**YOUR ASSIGNMENT**
Would you return the material below exactly, with no line left out?
>>>>
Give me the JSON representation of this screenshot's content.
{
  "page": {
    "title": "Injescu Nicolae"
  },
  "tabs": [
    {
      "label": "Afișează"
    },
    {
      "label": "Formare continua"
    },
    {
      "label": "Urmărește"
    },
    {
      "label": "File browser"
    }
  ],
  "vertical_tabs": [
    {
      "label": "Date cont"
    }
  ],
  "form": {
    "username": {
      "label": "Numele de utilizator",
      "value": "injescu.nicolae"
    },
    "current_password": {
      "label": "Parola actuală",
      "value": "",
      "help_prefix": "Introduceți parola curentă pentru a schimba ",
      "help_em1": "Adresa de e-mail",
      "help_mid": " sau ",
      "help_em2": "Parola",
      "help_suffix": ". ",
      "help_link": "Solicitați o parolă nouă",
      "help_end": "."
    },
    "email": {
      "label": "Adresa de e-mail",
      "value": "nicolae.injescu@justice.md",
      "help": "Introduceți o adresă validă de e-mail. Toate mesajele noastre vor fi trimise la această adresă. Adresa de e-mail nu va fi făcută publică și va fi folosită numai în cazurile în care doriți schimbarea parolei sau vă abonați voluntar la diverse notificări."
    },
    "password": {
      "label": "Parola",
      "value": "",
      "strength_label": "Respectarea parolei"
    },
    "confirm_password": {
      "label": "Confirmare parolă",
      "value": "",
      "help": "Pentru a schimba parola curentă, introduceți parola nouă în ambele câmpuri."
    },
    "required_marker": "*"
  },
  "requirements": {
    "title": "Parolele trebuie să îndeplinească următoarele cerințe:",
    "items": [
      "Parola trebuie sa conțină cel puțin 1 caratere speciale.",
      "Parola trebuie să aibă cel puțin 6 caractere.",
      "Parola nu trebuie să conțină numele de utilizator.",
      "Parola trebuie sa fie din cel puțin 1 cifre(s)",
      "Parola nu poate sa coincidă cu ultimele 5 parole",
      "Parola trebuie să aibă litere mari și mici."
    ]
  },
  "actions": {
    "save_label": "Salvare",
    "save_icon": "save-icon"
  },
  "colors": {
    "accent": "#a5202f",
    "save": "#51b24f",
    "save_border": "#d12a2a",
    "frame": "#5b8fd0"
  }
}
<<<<
**RESPONSE TO THE EXERCISE**
Give me the JSON representation of this screenshot's content.
{
  "page": {
    "title": "Injescu Nicolae"
  },
  "tabs": [
    {
      "label": "Afișează"
    },
    {
      "label": "Formare continua"
    },
    {
      "label": "Urmărește"
    },
    {
      "label": "File browser"
    }
  ],
  "vertical_tabs": [
    {
      "label": "Date cont"
    }
  ],
  "form": {
    "username": {
      "label": "Numele de utilizator",
      "value": "injescu.nicolae"
    },
    "current_password": {
      "label": "Parola actuală",
      "value": "",
      "help_prefix": "Introduceți parola curentă pentru a schimba ",
      "help_em1": "Adresa de e-mail",
      "help_mid": " sau ",
      "help_em2": "Parola",
      "help_suffix": ". ",
      "help_link": "Solicitați o parolă nouă",
      "help_end": "."
    },
    "email": {
      "label": "Adresa de e-mail",
      "value": "nicolae.injescu@justice.md",
      "help": "Introduceți o adresă validă de e-mail. Toate mesajele noastre vor fi trimise la această adresă. Adresa de e-mail nu va fi făcută publică și va fi folosită numai în cazurile în care doriți schimbarea parolei sau vă abonați voluntar la diverse notificări."
    },
    "password": {
      "label": "Parola",
      "value": "",
      "strength_label": "Respectarea parolei"
    },
    "confirm_password": {
      "label": "Confirmare parolă",
      "value": "",
      "help": "Pentru a schimba parola curentă, introduceți parola nouă în ambele câmpuri."
    },
    "required_marker": "*"
  },
  "requirements": {
    "title": "Parolele trebuie să îndeplinească următoarele cerințe:",
    "items": [
      "Parola trebuie sa conțină cel puțin 1 caratere speciale.",
      "Parola trebuie să aibă cel puțin 6 caractere.",
      "Parola nu trebuie să conțină numele de utilizator.",
      "Parola trebuie sa fie din cel puțin 1 cifre(s)",
      "Parola nu poate sa coincidă cu ultimele 5 parole",
      "Parola trebuie să aibă litere mari și mici."
    ]
  },
  "actions": {
    "save_label": "Salvare",
    "save_icon": "save-icon"
  },
  "colors": {
    "accent": "#a5202f",
    "save": "#51b24f",
    "save_border": "#d12a2a",
    "frame": "#5b8fd0"
  }
}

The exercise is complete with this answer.